Film as craft is seemingly rare, and is somewhat fueled by the audience’s expectation for bigger, bolder digital effects, unthinkable plot lines, and shallow characters. In the case of actor/director Ben Affleck, the craft is not all forgotten amid these expectations, something that has propelled him to his third directorial feature, Argo.
While filled with stunning visuals, a well-told story, and well-crafted character lines, Argo lacks an ability to surpass the scope of the story and push past the frame of the immediate happenings onscreen. Argo’s focus is limited to the Middle Eastern conflict that erupted in 1979, that soon led to an international crisis, and involved the collaboration of multiple governments in attempt to rescue six escaped American refugees.
C.I.A agent Tony Mendez (Ben Affleck) has a proven track record for getting people out of sticky situations, and for the Americans who escaped captivity from the furious Iranian rebels, such will prove to be the most difficult mission Mendez has yet to execute. The six Americans found refuge in the home of Canadian ambassador Ken Taylor (Victor Garber), but severe rebel pressure threatened their safety, as well as the safety of those harboring them.
The C.I.A.’s involvement was sketchy at first, as their ideas for retrieval were all incredibly lacking in substantiality. What Mendez brings to the table is no less insane, but has the highest probability for successful completion. After watching a bit of Planet of the Apes, Tony proposes a plan for retrieval that requires a bit of Hollywood magic – create an imaginary sci-fi film, for which he and the six American are a Canadian film crew who are location scouting in Iran.
The realization that this plan may be more difficult to carry out than he initially thought comes when he seeks the involvement of Hollywood veteran Lester Siegel (Alan Arkin) and esteemed makeup artist John Chambers (John Goodman). The plan becomes bigger and bolder, but hopefully more credible in the eyes of the Iranians. Several hiccups come along the way, all attempting to thwart the mission’s success – including the wariness of the six Americans, whose valid concerns threaten Tony’s escape plan.
Argo’s success lies mainly in the rather unfamiliar storyline, film technique, and most profoundly, Ben Affleck’s involvement in the project. For myself and many millennials, this was the first time this story was really ever told – at least to my recollection. My unfamiliarity with the story only made the tension in the plot more oppressive, and had my heart beating and palms sweaty, anxious to see what happened to Mendez and the six Americans.
Speaking of the six Americans, I think it’s important that their story is not forgotten. In my opinion, their wherewithal, as well as that of the Canadian ambassador, was a bit downplayed. Were it not for their quick thinking in the American embassy, things may have played out much differently. Though their screen time was more limited, the actors (Clea DuVall, Tate Donovan, Scoot McNairy, Rory Cochrane, Christopher Denham, and Kerry Bishe) did a stellar job displaying the complex variety of emotions that these men and women certainly experienced.

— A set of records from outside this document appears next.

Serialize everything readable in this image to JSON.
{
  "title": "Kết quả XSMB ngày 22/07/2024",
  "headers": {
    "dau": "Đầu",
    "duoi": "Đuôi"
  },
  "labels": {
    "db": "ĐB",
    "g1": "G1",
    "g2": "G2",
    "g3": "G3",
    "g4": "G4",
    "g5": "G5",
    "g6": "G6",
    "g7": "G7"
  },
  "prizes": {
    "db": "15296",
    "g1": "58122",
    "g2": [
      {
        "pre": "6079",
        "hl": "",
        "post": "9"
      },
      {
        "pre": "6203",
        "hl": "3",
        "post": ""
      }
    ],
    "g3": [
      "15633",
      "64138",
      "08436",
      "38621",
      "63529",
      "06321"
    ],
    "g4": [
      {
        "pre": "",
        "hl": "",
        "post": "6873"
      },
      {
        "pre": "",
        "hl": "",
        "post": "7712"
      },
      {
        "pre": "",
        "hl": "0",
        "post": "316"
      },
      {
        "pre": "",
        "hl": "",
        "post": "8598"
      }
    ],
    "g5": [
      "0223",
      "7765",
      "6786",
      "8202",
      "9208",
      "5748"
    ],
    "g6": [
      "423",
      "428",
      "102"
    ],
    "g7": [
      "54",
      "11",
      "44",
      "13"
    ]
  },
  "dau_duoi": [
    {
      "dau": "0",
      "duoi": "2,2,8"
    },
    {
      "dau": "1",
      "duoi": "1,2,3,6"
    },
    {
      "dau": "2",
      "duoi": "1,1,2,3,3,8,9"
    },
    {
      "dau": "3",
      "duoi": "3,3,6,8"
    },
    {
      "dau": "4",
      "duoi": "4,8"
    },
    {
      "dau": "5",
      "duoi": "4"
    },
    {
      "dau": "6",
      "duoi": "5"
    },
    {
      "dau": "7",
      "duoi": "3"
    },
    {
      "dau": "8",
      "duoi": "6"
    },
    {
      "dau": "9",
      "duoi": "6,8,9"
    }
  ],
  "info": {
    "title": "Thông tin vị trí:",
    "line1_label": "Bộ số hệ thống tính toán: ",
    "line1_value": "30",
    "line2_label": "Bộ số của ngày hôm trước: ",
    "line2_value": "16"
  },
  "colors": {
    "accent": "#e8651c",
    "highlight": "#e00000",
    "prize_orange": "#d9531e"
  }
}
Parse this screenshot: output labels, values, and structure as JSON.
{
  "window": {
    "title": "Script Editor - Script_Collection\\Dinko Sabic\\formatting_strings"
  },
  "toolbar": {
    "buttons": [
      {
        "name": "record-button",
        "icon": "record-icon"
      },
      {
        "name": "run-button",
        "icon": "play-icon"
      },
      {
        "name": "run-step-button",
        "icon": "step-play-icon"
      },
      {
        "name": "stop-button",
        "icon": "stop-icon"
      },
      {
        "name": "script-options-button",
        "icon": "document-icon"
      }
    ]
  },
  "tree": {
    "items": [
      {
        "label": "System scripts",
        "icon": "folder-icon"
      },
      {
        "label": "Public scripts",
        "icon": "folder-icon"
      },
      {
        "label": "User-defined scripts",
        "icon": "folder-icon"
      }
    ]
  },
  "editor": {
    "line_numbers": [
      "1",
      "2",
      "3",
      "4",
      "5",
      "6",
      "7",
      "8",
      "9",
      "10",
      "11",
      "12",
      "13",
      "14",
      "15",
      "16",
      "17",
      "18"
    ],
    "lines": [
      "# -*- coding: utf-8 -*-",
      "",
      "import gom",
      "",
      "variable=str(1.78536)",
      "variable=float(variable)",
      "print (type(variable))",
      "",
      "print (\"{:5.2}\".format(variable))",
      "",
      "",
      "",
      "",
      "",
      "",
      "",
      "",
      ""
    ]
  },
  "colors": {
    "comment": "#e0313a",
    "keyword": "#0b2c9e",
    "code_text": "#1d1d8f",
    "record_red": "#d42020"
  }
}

In addition to these fine actors, other talent present in the film included Kyle Chandler as President Carter’s Chief of Staff, and Bryan Cranston as Mendez’s fellow C.I.A. comrade. Cranston, in addition to Goodman and Arkin, truly brought out some of the key performances throughout the film.

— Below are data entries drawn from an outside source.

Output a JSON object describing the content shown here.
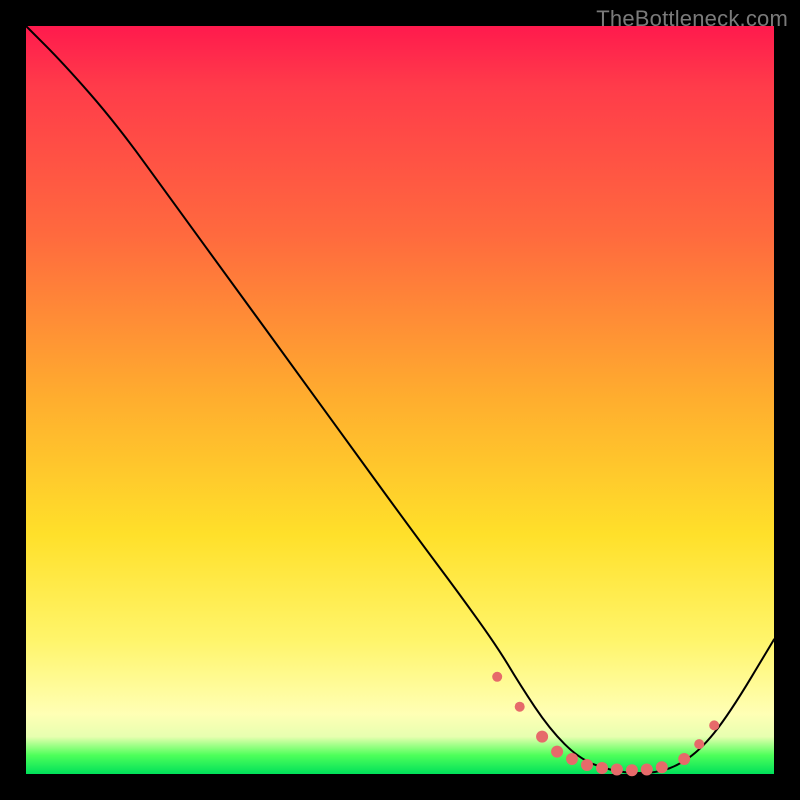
{
  "watermark": "TheBottleneck.com",
  "colors": {
    "bg": "#000000",
    "curve": "#000000",
    "marker": "#e66a6a",
    "gradient_stops": [
      "#ff1a4d",
      "#ff6a3e",
      "#ffae2e",
      "#ffe02a",
      "#fff56a",
      "#ffffb5",
      "#4eff5a",
      "#00e05a"
    ]
  },
  "chart_data": {
    "type": "line",
    "title": "",
    "xlabel": "",
    "ylabel": "",
    "xlim": [
      0,
      100
    ],
    "ylim": [
      0,
      100
    ],
    "grid": false,
    "legend": false,
    "notes": "Bottleneck-style curve on rainbow background. Y is high=top (worse), valley near x≈74–88 at y≈0. No axis ticks or labels visible.",
    "series": [
      {
        "name": "curve",
        "x": [
          0,
          5,
          12,
          20,
          28,
          36,
          44,
          52,
          58,
          63,
          66,
          70,
          74,
          78,
          82,
          86,
          90,
          94,
          100
        ],
        "y": [
          100,
          95,
          87,
          76,
          65,
          54,
          43,
          32,
          24,
          17,
          12,
          6,
          2,
          0.5,
          0,
          0.5,
          3,
          8,
          18
        ]
      }
    ],
    "markers": {
      "name": "flat-zone-dots",
      "x": [
        63,
        66,
        69,
        71,
        73,
        75,
        77,
        79,
        81,
        83,
        85,
        88,
        90,
        92
      ],
      "y": [
        13,
        9,
        5,
        3,
        2,
        1.2,
        0.8,
        0.6,
        0.5,
        0.6,
        0.9,
        2,
        4,
        6.5
      ],
      "r": [
        5,
        5,
        6,
        6,
        6,
        6,
        6,
        6,
        6,
        6,
        6,
        6,
        5,
        5
      ]
    }
  }
}
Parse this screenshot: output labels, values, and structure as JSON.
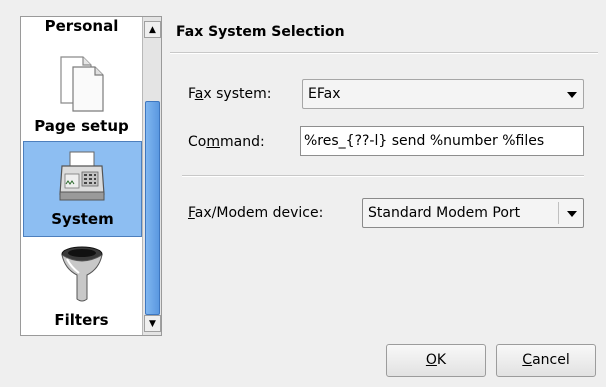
{
  "sidebar": {
    "items": [
      {
        "label": "Personal",
        "icon": "personal-icon"
      },
      {
        "label": "Page setup",
        "icon": "page-setup-icon"
      },
      {
        "label": "System",
        "icon": "fax-machine-icon",
        "selected": true
      },
      {
        "label": "Filters",
        "icon": "funnel-icon"
      }
    ]
  },
  "main": {
    "title": "Fax System Selection",
    "fax_system": {
      "label_pre": "F",
      "label_ul": "a",
      "label_post": "x system:",
      "value": "EFax"
    },
    "command": {
      "label_pre": "Co",
      "label_ul": "m",
      "label_post": "mand:",
      "value": "%res_{??-l} send %number %files"
    },
    "device": {
      "label_pre": "",
      "label_ul": "F",
      "label_post": "ax/Modem device:",
      "value": "Standard Modem Port"
    }
  },
  "buttons": {
    "ok": {
      "pre": "",
      "ul": "O",
      "post": "K"
    },
    "cancel": {
      "pre": "",
      "ul": "C",
      "post": "ancel"
    }
  },
  "colors": {
    "selection": "#8dbef2",
    "scroll_thumb": "#6aa7ea"
  }
}
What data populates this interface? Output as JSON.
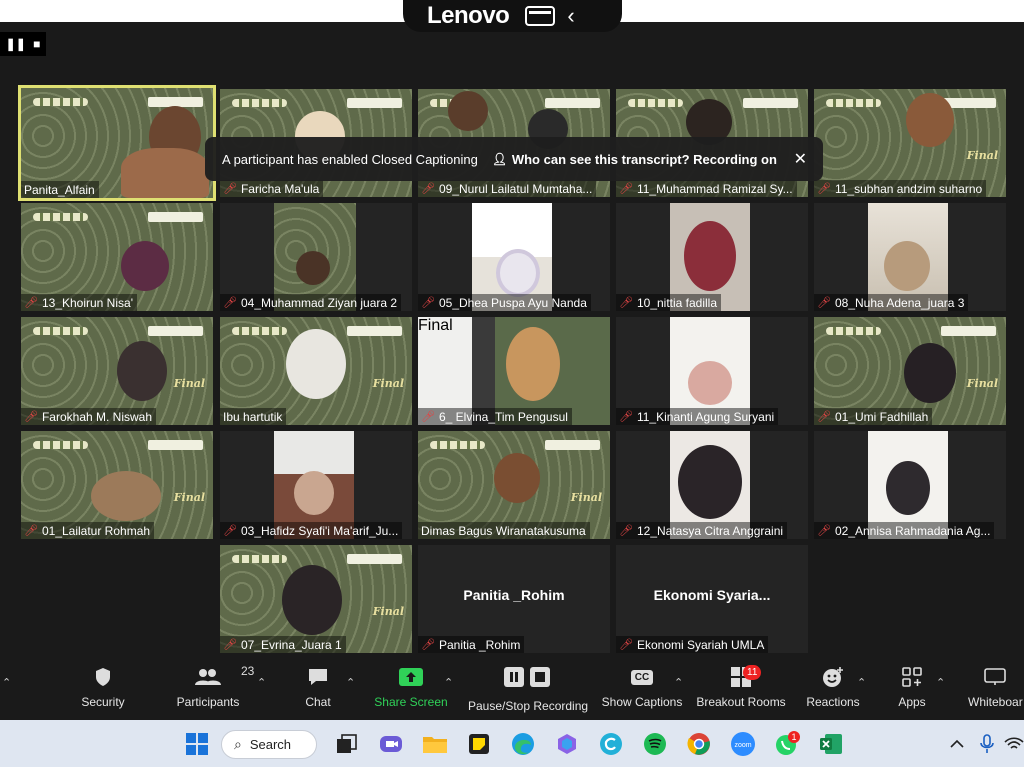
{
  "device": {
    "brand": "Lenovo"
  },
  "recording": {
    "pause_icon": "pause-icon",
    "stop_icon": "stop-icon"
  },
  "notification": {
    "message": "A participant has enabled Closed Captioning",
    "link": "Who can see this transcript? Recording on",
    "close": "✕"
  },
  "participants": {
    "p1": "Panita_Alfain",
    "p2": "Faricha Ma'ula",
    "p3": "09_Nurul Lailatul Mumtaha...",
    "p4": "11_Muhammad Ramizal Sy...",
    "p5": "11_subhan andzim suharno",
    "p6": "13_Khoirun Nisa'",
    "p7": "04_Muhammad Ziyan juara 2",
    "p8": "05_Dhea Puspa Ayu Nanda",
    "p9": "10_nittia fadilla",
    "p10": "08_Nuha Adena_juara 3",
    "p11": "Farokhah M. Niswah",
    "p12": "Ibu hartutik",
    "p13": "6_ Elvina_Tim Pengusul",
    "p14": "11_Kinanti Agung Suryani",
    "p15": "01_Umi Fadhillah",
    "p16": "01_Lailatur Rohmah",
    "p17": "03_Hafidz Syafi'i Ma'arif_Ju...",
    "p18": "Dimas Bagus Wiranatakusuma",
    "p19": "12_Natasya Citra Anggraini",
    "p20": "02_Annisa Rahmadania Ag...",
    "p21": "07_Evrina_Juara 1",
    "p22": "Panitia _Rohim",
    "p22_big": "Panitia _Rohim",
    "p23": "Ekonomi Syariah UMLA",
    "p23_big": "Ekonomi  Syaria..."
  },
  "banner_text": "Final",
  "toolbar": {
    "security": "Security",
    "participants": "Participants",
    "participants_count": "23",
    "chat": "Chat",
    "share": "Share Screen",
    "record": "Pause/Stop Recording",
    "captions": "Show Captions",
    "captions_icon_text": "CC",
    "breakout": "Breakout Rooms",
    "breakout_count": "11",
    "reactions": "Reactions",
    "apps": "Apps",
    "whiteboard": "Whiteboar"
  },
  "taskbar": {
    "search": "Search",
    "zoom_label": "zoom",
    "whatsapp_badge": "1"
  },
  "colors": {
    "active_border": "#dfe072",
    "share_green": "#30d158",
    "muted_mic": "#e04545"
  }
}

Though not my favorite project of his, Ben Affleck certainly reaffirms his standing in the directorial role, and reminds us that even though he may have faltered along the way (think Gigli), his acting is also exceeding our expectations. What made this film different from his previous successes, such as Gone Baby Gone and his sophomore project The Town (one of my personal all-time favorites), was the severe lack of character depth and emotional connection with the main protagonist. While much of this may be due to the writing, the director shapes those connections that the audience makes with the characters, and I just didn’t get any sort of bond with either Mendez or any other character. That being said, I know this won’t be the last we see of Affleck, and I truly hope he can bring back some of the previous depth that was present in his earlier projects.
I think this film is a great production, and gives someone such as myself a glimpse inside a moment of our country’s history. And, while I didn’t find it to be the most top-notch of films this year, I am certain that come award time, it will be a big contender in several categories.
Argo – 8/10